WHAT YOU HAVE TO DO: Your result should be every line of the records below that contains the word "this".

==*==

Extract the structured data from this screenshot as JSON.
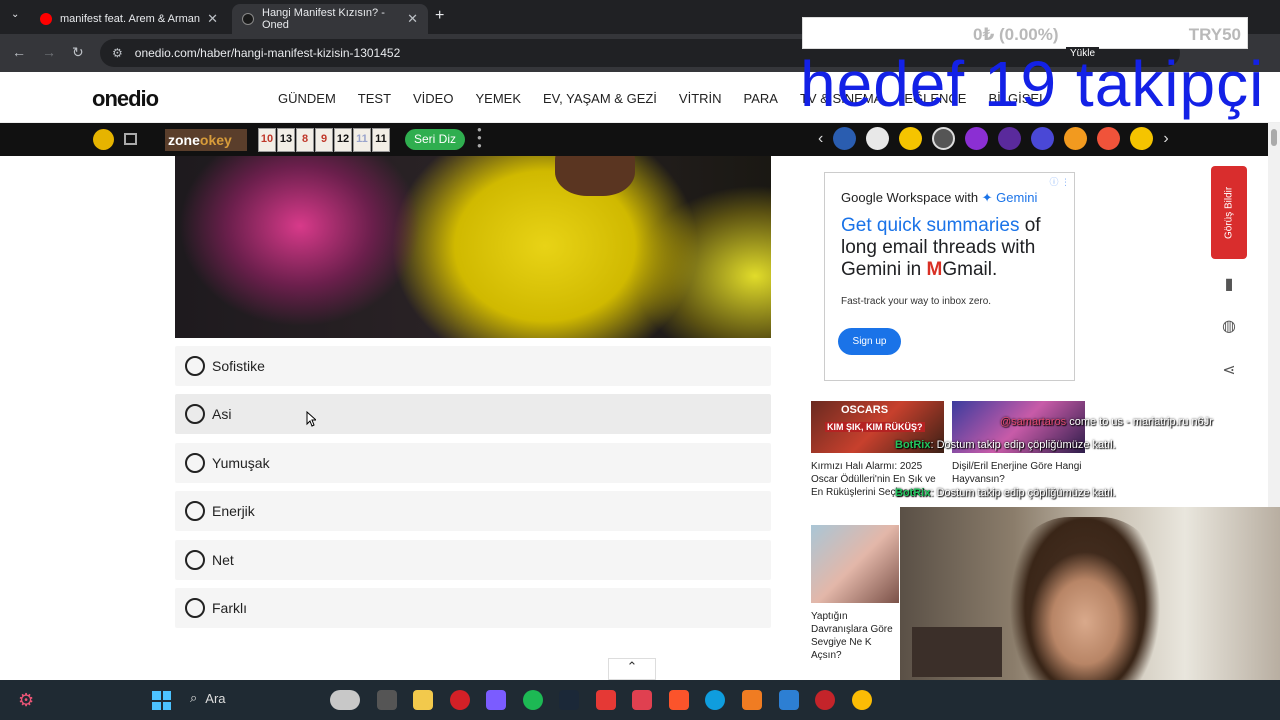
{
  "browser": {
    "tabs": [
      {
        "title": "manifest feat. Arem & Arman",
        "favicon_color": "#ff0000"
      },
      {
        "title": "Hangi Manifest Kızısın? - Oned",
        "favicon_color": "#1a1a1a"
      }
    ],
    "url": "onedio.com/haber/hangi-manifest-kizisin-1301452"
  },
  "overlay": {
    "price_change": "0₺ (0.00%)",
    "ticker": "TRY50",
    "goal_text": "hedef 19 takipçi (",
    "upload_label": "Yükle"
  },
  "site": {
    "logo": "onedio",
    "nav": [
      "GÜNDEM",
      "TEST",
      "VİDEO",
      "YEMEK",
      "EV, YAŞAM & GEZİ",
      "VİTRİN",
      "PARA",
      "TV & SİNEMA",
      "EĞLENCE",
      "BİLGİSEL"
    ]
  },
  "extbar": {
    "zone_label_a": "zone",
    "zone_label_b": "okey",
    "tiles": [
      "10",
      "13",
      "8",
      "9",
      "12",
      "11",
      "11"
    ],
    "seri_label": "Seri Diz"
  },
  "quiz": {
    "options": [
      "Sofistike",
      "Asi",
      "Yumuşak",
      "Enerjik",
      "Net",
      "Farklı"
    ]
  },
  "ad": {
    "brand_a": "Google Workspace with ",
    "brand_b": "✦ Gemini",
    "headline_a": "Get quick summaries",
    "headline_b": " of long email threads with Gemini in ",
    "headline_m": "M",
    "headline_c": "Gmail.",
    "sub": "Fast-track your way to inbox zero.",
    "cta": "Sign up"
  },
  "cards": [
    {
      "label": "KIM ŞIK, KIM RÜKÜŞ?",
      "label2": "OSCARS",
      "title": "Kırmızı Halı Alarmı: 2025 Oscar Ödülleri'nin En Şık ve En Rüküşlerini Seçiyoruz!"
    },
    {
      "label": "",
      "label2": "",
      "title": "Dişil/Eril Enerjine Göre Hangi Hayvansın?"
    },
    {
      "label": "",
      "label2": "",
      "title": "Yaptığın Davranışlara Göre Sevgiye Ne K Açsın?"
    }
  ],
  "chat": [
    {
      "user": "@samartaros",
      "msg": "come to us - mariatrip.ru n6Jr"
    },
    {
      "user": "BotRix",
      "msg": "Dostum takip edip çöpliğümüze katıl."
    },
    {
      "user": "BotRix",
      "msg": "Dostum takip edip çöpliğümüze katıl."
    }
  ],
  "sidebar": {
    "feedback_label": "Görüş Bildir"
  },
  "taskbar": {
    "search_label": "Ara"
  }
}
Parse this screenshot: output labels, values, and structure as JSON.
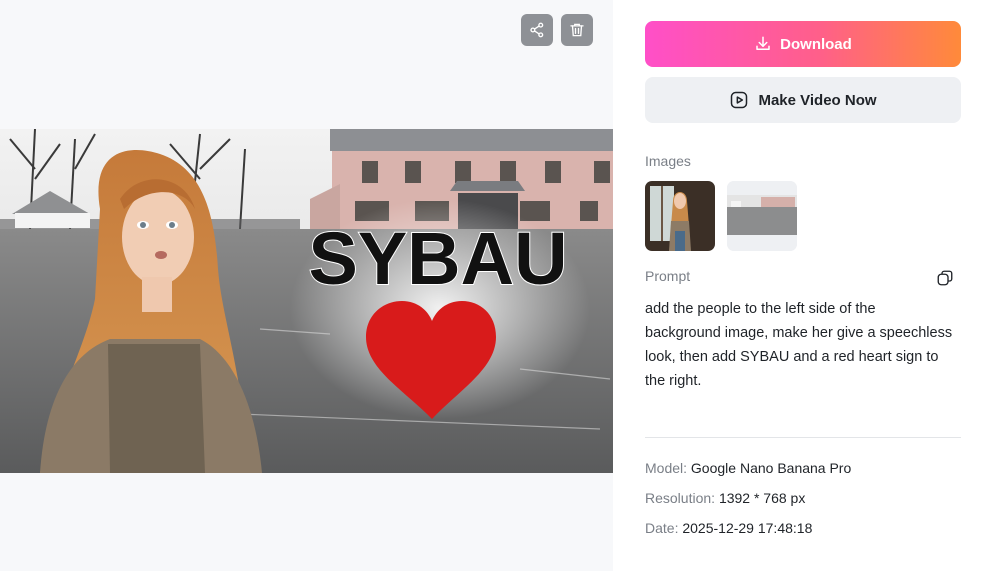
{
  "toolbar": {
    "share_icon": "share-icon",
    "delete_icon": "trash-icon"
  },
  "result": {
    "overlay_text": "SYBAU"
  },
  "actions": {
    "download_label": "Download",
    "make_video_label": "Make Video Now"
  },
  "images": {
    "label": "Images"
  },
  "prompt": {
    "label": "Prompt",
    "text": "add the people to the left side of the background image, make her give a speechless look, then add SYBAU and a red heart sign to the right."
  },
  "details": {
    "model_label": "Model:",
    "model_value": "Google Nano Banana Pro",
    "resolution_label": "Resolution:",
    "resolution_value": "1392 * 768 px",
    "date_label": "Date:",
    "date_value": "2025-12-29 17:48:18"
  },
  "colors": {
    "download_gradient_start": "#ff4fc8",
    "download_gradient_end": "#ff8a3a",
    "heart": "#d81b1b"
  }
}
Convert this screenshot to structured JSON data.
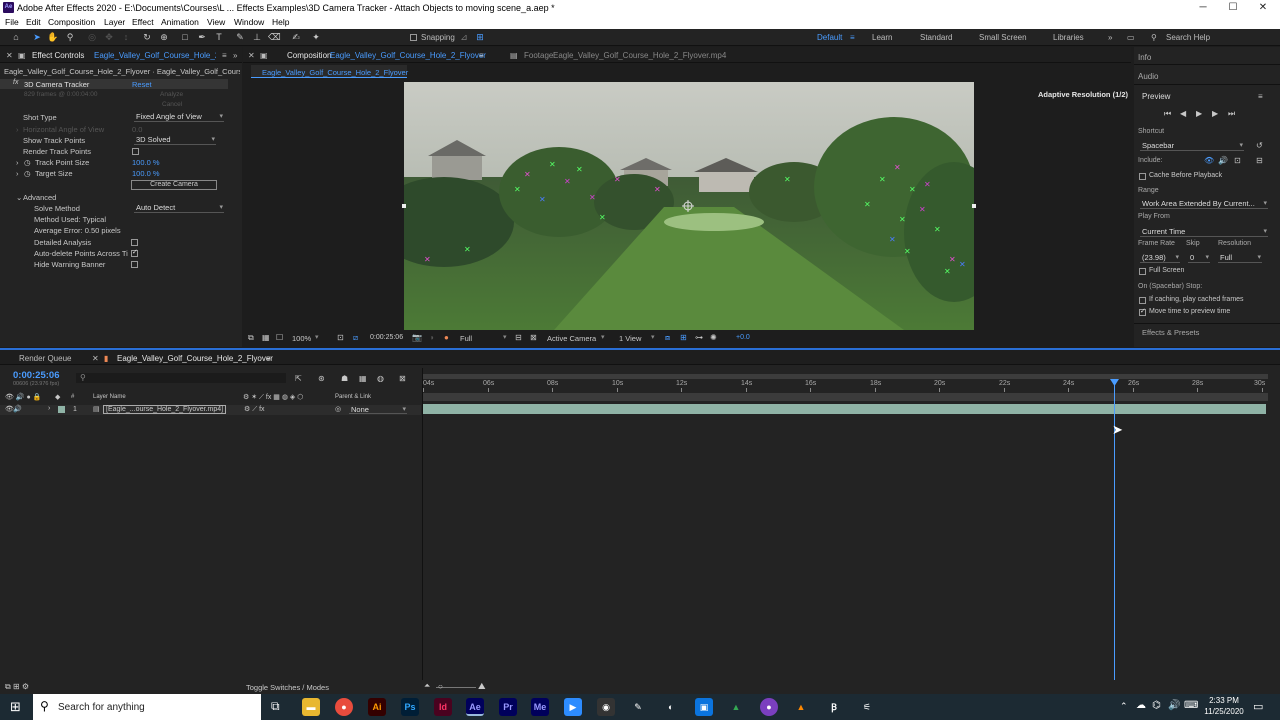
{
  "window": {
    "title": "Adobe After Effects 2020 - E:\\Documents\\Courses\\L ... Effects Examples\\3D Camera Tracker - Attach Objects to moving scene_a.aep *",
    "minimize": "─",
    "maximize": "☐",
    "close": "✕"
  },
  "menu": [
    "File",
    "Edit",
    "Composition",
    "Layer",
    "Effect",
    "Animation",
    "View",
    "Window",
    "Help"
  ],
  "toolbar": {
    "snapping": "Snapping",
    "workspaces": [
      "Default",
      "Learn",
      "Standard",
      "Small Screen",
      "Libraries"
    ],
    "search_placeholder": "Search Help"
  },
  "effect_controls": {
    "tab_label": "Effect Controls",
    "tab_layer": "Eagle_Valley_Golf_Course_Hole_2_F",
    "header": "Eagle_Valley_Golf_Course_Hole_2_Flyover · Eagle_Valley_Golf_Course",
    "effect_name": "3D Camera Tracker",
    "reset": "Reset",
    "status_line": "829 frames @ 0:00:04:00",
    "analyze": "Analyze",
    "cancel": "Cancel",
    "shot_type_label": "Shot Type",
    "shot_type_value": "Fixed Angle of View",
    "horizontal_aov_label": "Horizontal Angle of View",
    "horizontal_aov_value": "0.0",
    "show_track_points_label": "Show Track Points",
    "show_track_points_value": "3D Solved",
    "render_track_points_label": "Render Track Points",
    "track_point_size_label": "Track Point Size",
    "track_point_size_value": "100.0 %",
    "target_size_label": "Target Size",
    "target_size_value": "100.0 %",
    "create_camera": "Create Camera",
    "advanced_label": "Advanced",
    "solve_method_label": "Solve Method",
    "solve_method_value": "Auto Detect",
    "method_used": "Method Used: Typical",
    "average_error": "Average Error: 0.50 pixels",
    "detailed_analysis": "Detailed Analysis",
    "auto_delete": "Auto-delete Points Across Ti",
    "hide_warning": "Hide Warning Banner"
  },
  "composition": {
    "tab_label": "Composition",
    "tab_name": "Eagle_Valley_Golf_Course_Hole_2_Flyover",
    "footage_label": "Footage",
    "footage_name": "Eagle_Valley_Golf_Course_Hole_2_Flyover.mp4",
    "breadcrumb": "Eagle_Valley_Golf_Course_Hole_2_Flyover",
    "adaptive_resolution": "Adaptive Resolution (1/2)",
    "zoom": "100%",
    "timecode": "0:00:25:06",
    "resolution": "Full",
    "camera": "Active Camera",
    "views": "1 View",
    "exposure": "+0.0"
  },
  "right_panel": {
    "info": "Info",
    "audio": "Audio",
    "preview": "Preview",
    "shortcut_label": "Shortcut",
    "shortcut_value": "Spacebar",
    "include_label": "Include:",
    "cache_before_playback": "Cache Before Playback",
    "range_label": "Range",
    "range_value": "Work Area Extended By Current...",
    "play_from_label": "Play From",
    "play_from_value": "Current Time",
    "frame_rate_label": "Frame Rate",
    "skip_label": "Skip",
    "resolution_label": "Resolution",
    "frame_rate_value": "(23.98)",
    "skip_value": "0",
    "resolution_value": "Full",
    "full_screen": "Full Screen",
    "on_stop_label": "On (Spacebar) Stop:",
    "if_caching": "If caching, play cached frames",
    "move_time": "Move time to preview time",
    "effects_presets": "Effects & Presets"
  },
  "timeline": {
    "render_queue": "Render Queue",
    "comp_tab": "Eagle_Valley_Golf_Course_Hole_2_Flyover",
    "current_time": "0:00:25:06",
    "frame_info": "00606 (23.976 fps)",
    "col_number": "#",
    "col_layer_name": "Layer Name",
    "col_parent": "Parent & Link",
    "layer_index": "1",
    "layer_name": "[Eagle_...ourse_Hole_2_Flyover.mp4]",
    "layer_parent": "None",
    "ruler": [
      "04s",
      "06s",
      "08s",
      "10s",
      "12s",
      "14s",
      "16s",
      "18s",
      "20s",
      "22s",
      "24s",
      "26s",
      "28s",
      "30s"
    ],
    "toggle_modes": "Toggle Switches / Modes",
    "playhead_fraction": 0.818
  },
  "taskbar": {
    "search_placeholder": "Search for anything",
    "time": "2:33 PM",
    "date": "11/25/2020",
    "apps": [
      "Ai",
      "Ps",
      "Id",
      "Ae",
      "Pr",
      "Me"
    ]
  },
  "colors": {
    "accent_blue": "#4a9cff",
    "layer_bar": "#8fb3a6",
    "panel_bg": "#232323"
  }
}
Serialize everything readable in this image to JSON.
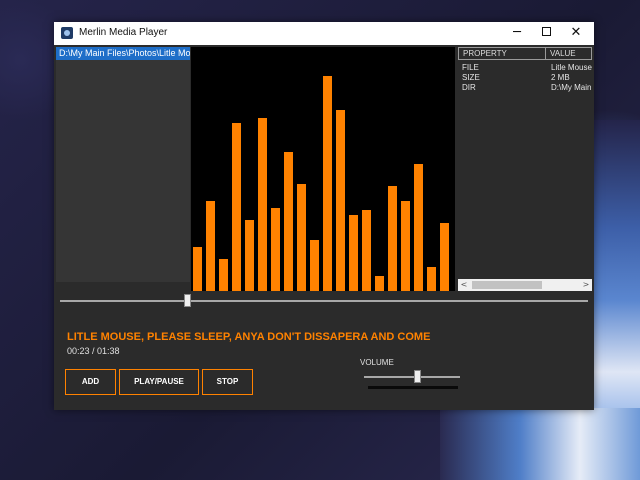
{
  "window": {
    "title": "Merlin Media Player",
    "minimize_glyph": "─",
    "close_glyph": "✕"
  },
  "playlist": {
    "items": [
      "D:\\My Main Files\\Photos\\Litle Mouse"
    ],
    "selected_index": 0
  },
  "visualizer": {
    "color": "#ff8200",
    "levels": [
      0.18,
      0.37,
      0.13,
      0.69,
      0.29,
      0.71,
      0.34,
      0.57,
      0.44,
      0.21,
      0.88,
      0.74,
      0.31,
      0.33,
      0.06,
      0.43,
      0.37,
      0.52,
      0.1,
      0.28
    ]
  },
  "properties": {
    "columns": [
      "PROPERTY",
      "VALUE"
    ],
    "rows": [
      {
        "key": "FILE",
        "value": "Litle Mouse"
      },
      {
        "key": "SIZE",
        "value": "2 MB"
      },
      {
        "key": "DIR",
        "value": "D:\\My Main"
      }
    ],
    "scroll_left_glyph": "<",
    "scroll_right_glyph": ">"
  },
  "seek": {
    "position_fraction": 0.24
  },
  "now_playing": {
    "title": "LITLE MOUSE, PLEASE SLEEP, ANYA DON'T DISSAPERA AND COME",
    "time": "00:23 / 01:38"
  },
  "controls": {
    "add_label": "ADD",
    "play_pause_label": "PLAY/PAUSE",
    "stop_label": "STOP"
  },
  "volume": {
    "label": "VOLUME",
    "level_fraction": 0.55
  },
  "colors": {
    "accent": "#ff8200",
    "selection": "#1e6ec8",
    "window_bg": "#2b2b2b"
  }
}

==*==

ANSWER BELOW:
Extract the structured data from this screenshot as JSON.
Parse this screenshot: output labels, values, and structure as JSON.
Convert this screenshot to structured JSON data.
Serialize everything readable in this image to JSON.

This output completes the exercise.